There are intimations in the Bible, and speculation in sermons I’ve heard, about what our resurrected physical bodies may be like and how they may differ from our present bodies — but how about our resurrected psyches?
Surely they, too, must change. You don’t have to be a total-depravity Calvinist to recognize that every person’s inner self is a mess when it comes to harboring un-Christian sentiments and having sinful thoughts. And it would make no sense for us to bring that carry that mess around with us in Heaven. (In this post, I’m going to use “in Heaven” interchangeably with “when resurrected” even though the two there may be some lag time between the two.)
C.S. Lewis wrote that the notion of getting cleansed of our past sins appealed to him (a Protestant’s admission that Purgatory had some appeal); whether or not you agree with him on that point, surely there is something fitting about being changed so that future sins are not committed. (Speaking of C.S. Lewis: An excerpt from chapter 16 of his Miracles is quoted to good effect in the Resurrection context here by Handbook of Christian Apologetics (page 178) by Peter Kreeft and Ronald K. Tacelli; see also pages 274-76.)
A greater challenge is envisioning how we can clean up our personal thoughts and our personalities and still be recognizably ourselves. A cynic might say that, indeed, it is our weaknesses that distinguish us. Cf. the famous first sentence of Tolstoy’s Anna Karenina: “Happy families are all alike; every unhappy family is unhappy in its own way.”
But unhappiness is not a sin; indeed, even a flaw need not be sin. A flaw can be endearing while a sin cannot.
If we lose our vanity and self-consciousness, and insecurities and inferiority complexes, then we might have a very different take on what is essential and good in our personalities and what isn’t.
We all can — and should — ask ourselves how we can be better. Successfully making those improvements would not obliterate our personalities.

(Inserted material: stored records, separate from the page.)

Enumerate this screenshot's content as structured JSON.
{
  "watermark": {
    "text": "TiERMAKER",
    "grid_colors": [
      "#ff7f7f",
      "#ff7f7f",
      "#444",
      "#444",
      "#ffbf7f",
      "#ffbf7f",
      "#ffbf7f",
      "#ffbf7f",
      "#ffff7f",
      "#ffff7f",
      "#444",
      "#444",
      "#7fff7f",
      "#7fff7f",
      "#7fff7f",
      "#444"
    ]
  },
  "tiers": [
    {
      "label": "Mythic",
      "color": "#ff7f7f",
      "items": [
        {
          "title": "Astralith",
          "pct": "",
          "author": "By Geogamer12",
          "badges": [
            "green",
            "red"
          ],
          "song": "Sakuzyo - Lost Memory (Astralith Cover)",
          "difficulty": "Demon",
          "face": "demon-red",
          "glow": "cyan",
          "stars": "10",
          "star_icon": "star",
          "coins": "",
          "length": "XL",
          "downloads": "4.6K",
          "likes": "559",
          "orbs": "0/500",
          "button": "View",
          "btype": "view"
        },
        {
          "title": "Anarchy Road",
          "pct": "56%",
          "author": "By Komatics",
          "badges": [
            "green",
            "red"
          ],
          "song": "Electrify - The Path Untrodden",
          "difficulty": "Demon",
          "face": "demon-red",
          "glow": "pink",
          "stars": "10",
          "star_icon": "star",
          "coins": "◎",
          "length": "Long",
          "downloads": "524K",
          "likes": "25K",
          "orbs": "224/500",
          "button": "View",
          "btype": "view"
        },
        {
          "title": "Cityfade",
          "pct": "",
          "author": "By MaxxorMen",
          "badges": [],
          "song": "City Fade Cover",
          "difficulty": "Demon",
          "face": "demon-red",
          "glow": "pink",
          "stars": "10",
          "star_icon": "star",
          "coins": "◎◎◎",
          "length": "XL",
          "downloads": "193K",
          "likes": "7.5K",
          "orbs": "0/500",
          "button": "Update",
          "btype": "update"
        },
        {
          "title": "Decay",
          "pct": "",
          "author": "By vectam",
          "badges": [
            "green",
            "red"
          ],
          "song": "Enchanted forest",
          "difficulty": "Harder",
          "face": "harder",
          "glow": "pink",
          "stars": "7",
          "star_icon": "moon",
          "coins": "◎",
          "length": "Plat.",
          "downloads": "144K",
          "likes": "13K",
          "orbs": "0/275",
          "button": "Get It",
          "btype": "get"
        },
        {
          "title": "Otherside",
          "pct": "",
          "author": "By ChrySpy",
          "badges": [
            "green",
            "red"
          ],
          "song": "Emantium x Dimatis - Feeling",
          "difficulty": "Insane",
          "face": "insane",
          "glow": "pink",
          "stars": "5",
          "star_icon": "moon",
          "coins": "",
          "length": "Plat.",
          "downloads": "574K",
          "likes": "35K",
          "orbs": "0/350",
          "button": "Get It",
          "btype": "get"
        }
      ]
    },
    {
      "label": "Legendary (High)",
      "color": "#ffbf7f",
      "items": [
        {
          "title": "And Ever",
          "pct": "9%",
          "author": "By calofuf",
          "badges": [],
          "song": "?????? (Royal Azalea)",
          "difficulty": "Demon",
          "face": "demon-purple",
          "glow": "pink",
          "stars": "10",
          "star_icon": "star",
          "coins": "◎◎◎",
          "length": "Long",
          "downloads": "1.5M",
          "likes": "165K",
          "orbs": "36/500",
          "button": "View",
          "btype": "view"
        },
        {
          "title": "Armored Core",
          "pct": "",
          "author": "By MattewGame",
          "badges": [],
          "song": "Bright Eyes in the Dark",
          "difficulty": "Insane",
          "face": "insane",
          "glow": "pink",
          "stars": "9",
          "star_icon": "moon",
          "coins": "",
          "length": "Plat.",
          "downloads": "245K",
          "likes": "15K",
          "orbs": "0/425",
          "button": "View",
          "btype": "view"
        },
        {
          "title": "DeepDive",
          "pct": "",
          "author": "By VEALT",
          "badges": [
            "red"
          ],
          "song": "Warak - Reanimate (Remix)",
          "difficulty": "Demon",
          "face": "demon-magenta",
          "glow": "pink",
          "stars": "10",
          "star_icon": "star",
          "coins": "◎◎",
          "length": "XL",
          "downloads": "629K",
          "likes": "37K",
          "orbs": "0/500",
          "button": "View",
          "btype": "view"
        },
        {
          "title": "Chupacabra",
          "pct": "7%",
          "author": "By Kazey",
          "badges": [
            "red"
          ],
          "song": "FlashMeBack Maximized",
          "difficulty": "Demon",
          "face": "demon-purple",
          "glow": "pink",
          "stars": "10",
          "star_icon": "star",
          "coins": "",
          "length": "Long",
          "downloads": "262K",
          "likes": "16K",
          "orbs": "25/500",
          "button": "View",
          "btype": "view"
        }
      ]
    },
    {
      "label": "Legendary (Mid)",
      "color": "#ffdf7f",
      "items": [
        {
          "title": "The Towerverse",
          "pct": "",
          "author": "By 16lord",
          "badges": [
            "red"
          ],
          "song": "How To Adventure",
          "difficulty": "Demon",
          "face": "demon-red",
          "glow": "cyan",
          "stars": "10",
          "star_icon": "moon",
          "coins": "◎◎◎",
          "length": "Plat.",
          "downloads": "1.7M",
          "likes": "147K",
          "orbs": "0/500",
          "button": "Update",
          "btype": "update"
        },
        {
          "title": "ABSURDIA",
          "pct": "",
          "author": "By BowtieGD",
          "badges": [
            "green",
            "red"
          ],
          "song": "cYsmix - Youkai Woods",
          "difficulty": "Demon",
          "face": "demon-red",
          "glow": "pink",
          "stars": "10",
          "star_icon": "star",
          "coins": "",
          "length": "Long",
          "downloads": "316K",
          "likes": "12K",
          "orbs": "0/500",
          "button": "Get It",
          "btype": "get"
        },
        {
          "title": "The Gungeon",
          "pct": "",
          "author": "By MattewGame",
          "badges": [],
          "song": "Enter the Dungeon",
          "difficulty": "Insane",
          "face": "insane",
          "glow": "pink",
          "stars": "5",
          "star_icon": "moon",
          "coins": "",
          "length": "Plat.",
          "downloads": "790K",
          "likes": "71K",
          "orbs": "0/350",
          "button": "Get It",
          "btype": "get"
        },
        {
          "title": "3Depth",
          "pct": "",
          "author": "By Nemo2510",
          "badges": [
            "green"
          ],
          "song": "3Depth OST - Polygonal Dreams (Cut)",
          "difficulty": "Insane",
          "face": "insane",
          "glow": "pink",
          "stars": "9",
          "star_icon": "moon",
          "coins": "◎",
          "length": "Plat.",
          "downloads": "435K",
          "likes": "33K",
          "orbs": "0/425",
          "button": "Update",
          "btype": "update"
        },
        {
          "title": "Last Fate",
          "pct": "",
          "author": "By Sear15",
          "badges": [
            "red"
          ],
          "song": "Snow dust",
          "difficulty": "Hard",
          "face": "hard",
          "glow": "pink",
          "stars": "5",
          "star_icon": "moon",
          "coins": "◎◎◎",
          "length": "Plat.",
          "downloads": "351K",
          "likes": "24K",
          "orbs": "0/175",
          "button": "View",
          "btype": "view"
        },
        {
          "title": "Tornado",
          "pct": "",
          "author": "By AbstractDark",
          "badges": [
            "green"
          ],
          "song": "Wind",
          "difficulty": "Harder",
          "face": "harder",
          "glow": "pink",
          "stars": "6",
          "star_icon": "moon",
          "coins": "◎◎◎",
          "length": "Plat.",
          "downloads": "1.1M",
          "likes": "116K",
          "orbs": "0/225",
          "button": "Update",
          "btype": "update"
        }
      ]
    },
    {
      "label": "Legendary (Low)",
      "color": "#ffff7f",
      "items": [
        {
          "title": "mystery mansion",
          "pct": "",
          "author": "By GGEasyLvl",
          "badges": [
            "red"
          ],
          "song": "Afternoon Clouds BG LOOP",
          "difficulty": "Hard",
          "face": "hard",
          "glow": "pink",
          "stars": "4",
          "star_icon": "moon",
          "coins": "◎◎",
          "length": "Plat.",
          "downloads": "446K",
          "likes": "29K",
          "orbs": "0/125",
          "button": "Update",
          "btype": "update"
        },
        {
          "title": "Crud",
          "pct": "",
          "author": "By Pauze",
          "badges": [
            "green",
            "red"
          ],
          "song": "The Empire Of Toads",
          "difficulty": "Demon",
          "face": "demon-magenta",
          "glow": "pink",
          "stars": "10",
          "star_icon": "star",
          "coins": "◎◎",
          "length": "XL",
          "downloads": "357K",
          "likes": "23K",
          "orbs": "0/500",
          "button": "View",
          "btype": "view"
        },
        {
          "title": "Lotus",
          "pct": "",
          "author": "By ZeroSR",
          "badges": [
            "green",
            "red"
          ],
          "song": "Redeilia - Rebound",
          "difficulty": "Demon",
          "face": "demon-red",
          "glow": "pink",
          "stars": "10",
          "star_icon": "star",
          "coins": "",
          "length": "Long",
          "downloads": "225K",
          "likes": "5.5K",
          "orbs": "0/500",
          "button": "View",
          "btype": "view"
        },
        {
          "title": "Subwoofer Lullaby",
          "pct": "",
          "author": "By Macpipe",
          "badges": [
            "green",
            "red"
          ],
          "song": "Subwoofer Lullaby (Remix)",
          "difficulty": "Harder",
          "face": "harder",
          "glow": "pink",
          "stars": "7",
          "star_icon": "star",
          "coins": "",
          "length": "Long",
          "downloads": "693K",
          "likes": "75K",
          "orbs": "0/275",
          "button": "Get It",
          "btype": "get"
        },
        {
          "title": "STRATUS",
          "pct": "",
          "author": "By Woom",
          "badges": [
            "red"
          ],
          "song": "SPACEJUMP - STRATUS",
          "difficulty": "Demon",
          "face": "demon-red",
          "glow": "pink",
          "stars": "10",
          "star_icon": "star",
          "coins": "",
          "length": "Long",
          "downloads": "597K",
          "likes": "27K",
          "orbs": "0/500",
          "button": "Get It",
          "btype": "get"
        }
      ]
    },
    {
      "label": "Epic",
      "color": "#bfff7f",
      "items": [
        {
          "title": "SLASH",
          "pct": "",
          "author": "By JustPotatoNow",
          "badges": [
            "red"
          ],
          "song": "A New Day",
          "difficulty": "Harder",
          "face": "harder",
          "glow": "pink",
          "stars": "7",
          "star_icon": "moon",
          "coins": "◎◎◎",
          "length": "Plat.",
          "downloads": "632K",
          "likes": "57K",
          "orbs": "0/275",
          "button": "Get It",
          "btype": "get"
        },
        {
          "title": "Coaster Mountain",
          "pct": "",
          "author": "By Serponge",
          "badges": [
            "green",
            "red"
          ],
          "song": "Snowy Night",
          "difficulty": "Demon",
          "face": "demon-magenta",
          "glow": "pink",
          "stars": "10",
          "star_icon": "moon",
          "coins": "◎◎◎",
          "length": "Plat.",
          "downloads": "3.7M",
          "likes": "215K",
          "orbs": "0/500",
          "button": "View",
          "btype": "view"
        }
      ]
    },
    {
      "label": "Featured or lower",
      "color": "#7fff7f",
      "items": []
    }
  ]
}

Come to think of it, by the way, that’s a good self-improvement question: How can I conform my thinking and behavior now to what it will be like in Heaven?
After our resurrections, the issue of predestination (narrowly defined) is of course moot, but the broader question of the extent to which we have free will might not be. If we no longer sin, then perhaps that proclivity has been removed from our resurrected psyches, but perhaps we are free to make other choices: Why would God want to change that and, indeed, if He wanted His children to have some degree of autonomy before we were resurrected, why would He not want us to have some degree of autonomy after resurrection as well?
We expect that our bodies in Heaven will at least be healthy, a source of particular comfort as one gets older: Those aches and pains and infirmities will end, and needless to say there will be no cancers or broken bones or rotting teeth.
Jesus had some astonishing superpowers when He came back, but that doesn’t mean we will, or even that a 98-pound weakling will now look like Charles Atlas; still, it’s often thought that our bodies will have something extra, something special in addition to just being perpetually 21 years old and in perfect health.
And — again — how about our interiors? Well, we would expect to be rid of actual mental infirmities, too, would we not? Surely the adult children of an aging parent stricken with Alzheimer’s can look forward to his mind’s restoration in Heaven. And no more panic attacks or depression, right?
But consider, too, our innate intellects. Surely we would not all become super-geniuses, but what of, say, a Forrest Gump: Would he no longer be slow? Is there Down syndrome in Heaven? Is there a distinction between characteristics we are born with (Down syndrome) versus those we acquire (Alzheimer’s)?
If so, does this distinction apply also to physical characteristics, so that a person who loses an arm in farming accident regains it in Heaven, but perhaps not if he was born that way? How about, to use a frequent Biblical references, the blind: Will there be blind people, specifically people who were blind from birth, in Heaven?
Of course, whether we have a a characteristic or not won’t matter as much in Heaven, since there will be no stigma and we will all love one another, but the questions remain.
I don’t know the answers, of course. But I would say this: Of course we will none of us be as strong as God, or as wise, or as holy — even in Heaven. But we will be more in His image. As St. Paul said of our resurrected selves (I Corinthians 15:49): “And as we have borne the image of the earthy, we shall also bear the image of the heavenly.” And St. Peter likewise (II Peter 1:4) said that God has made it possible for us to “participate in the divine nature, having escaped the corruption in the world caused by evil desires.”
Postscript: Peter Kreeft has a bit on all this in one of the appendices to his book, Heaven: The Heart’s Deepest Longing (258-59).
Concluding unserious postscript: So there are physical flaws and mental flaws and spiritual flaws. And there’s also dental floss, but that’s entirely different.